Department of Energy Argonne National Laboratory Office of Science NEWTON's Homepage NEWTON's Homepage
NEWTON, Ask A Scientist!
NEWTON Home Page NEWTON Teachers Visit Our Archives Ask A Question How To Ask A Question Question of the Week Our Expert Scientists Volunteer at NEWTON! Frequently Asked Questions Referencing NEWTON About NEWTON About Ask A Scientist Education At Argonne Non-Euclidean geometry ideas
Name: reilly a conway
Status: N/A
Age: N/A
Location: N/A
Country: N/A
Date: Around 1995


Question:
If anyone is up to helping me, I would like your insight, ideas, etc. on non-Euclidean geometry.


Replies:
Here is something to get you started: draw a triangle on the surface of a sphere. Show that the sum of the interior angles is now NEVER equal to 180 but is, in fact, 180 < sum <= 540 depending on the relative sizes of the sphere and the triangle. The surface of a sphere is a simple example of a non-Euclidean, two-dimensional space, that is easy to visualize. Things get more difficult with higher-dimensional spaces!
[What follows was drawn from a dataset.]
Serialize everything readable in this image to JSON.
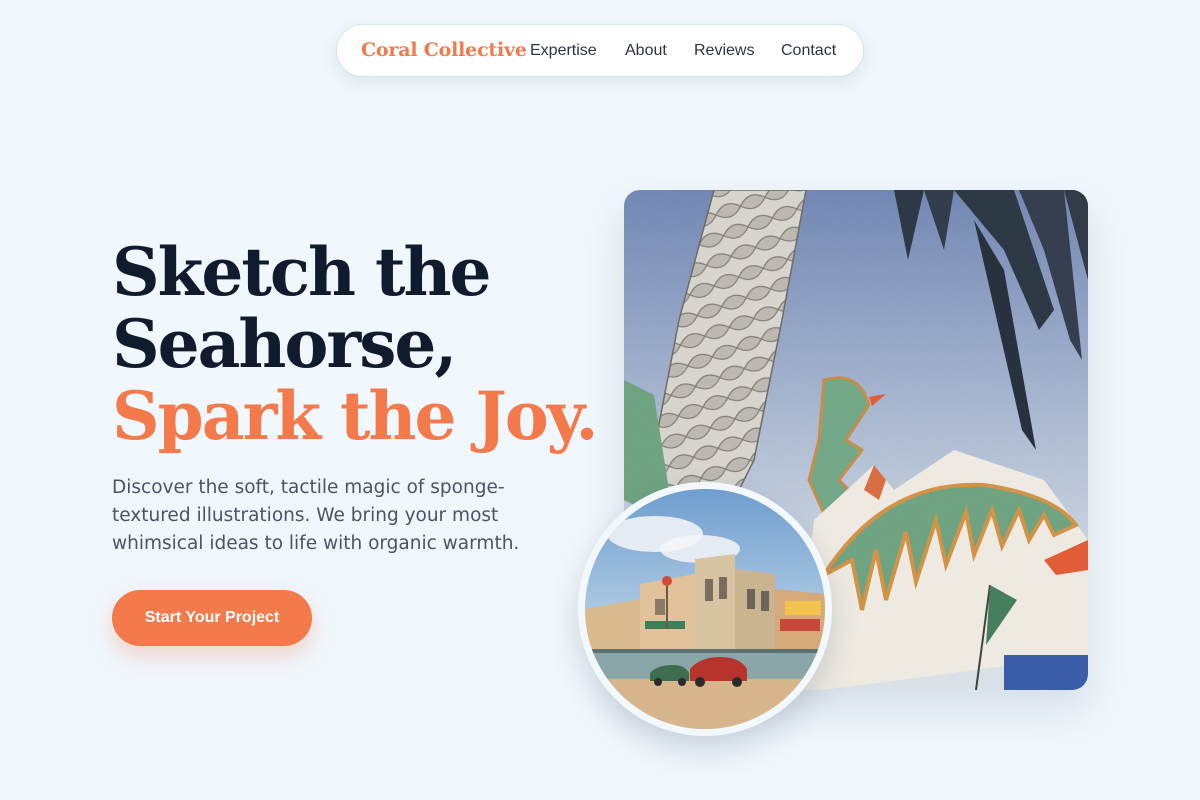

hawley



Click here to return to the Mathematics Archives

NEWTON is an electronic community for Science, Math, and Computer Science K-12 Educators, sponsored and operated by Argonne National Laboratory's Educational Programs, Andrew Skipor, Ph.D., Head of Educational Programs.

For assistance with NEWTON contact a System Operator (help@newton.dep.anl.gov), or at Argonne's Educational Programs

NEWTON AND ASK A SCIENTIST
Educational Programs
Building 360
9700 S. Cass Ave.
Argonne, Illinois
60439-4845, USA
Update: June 2012
Weclome To Newton

Argonne National Laboratory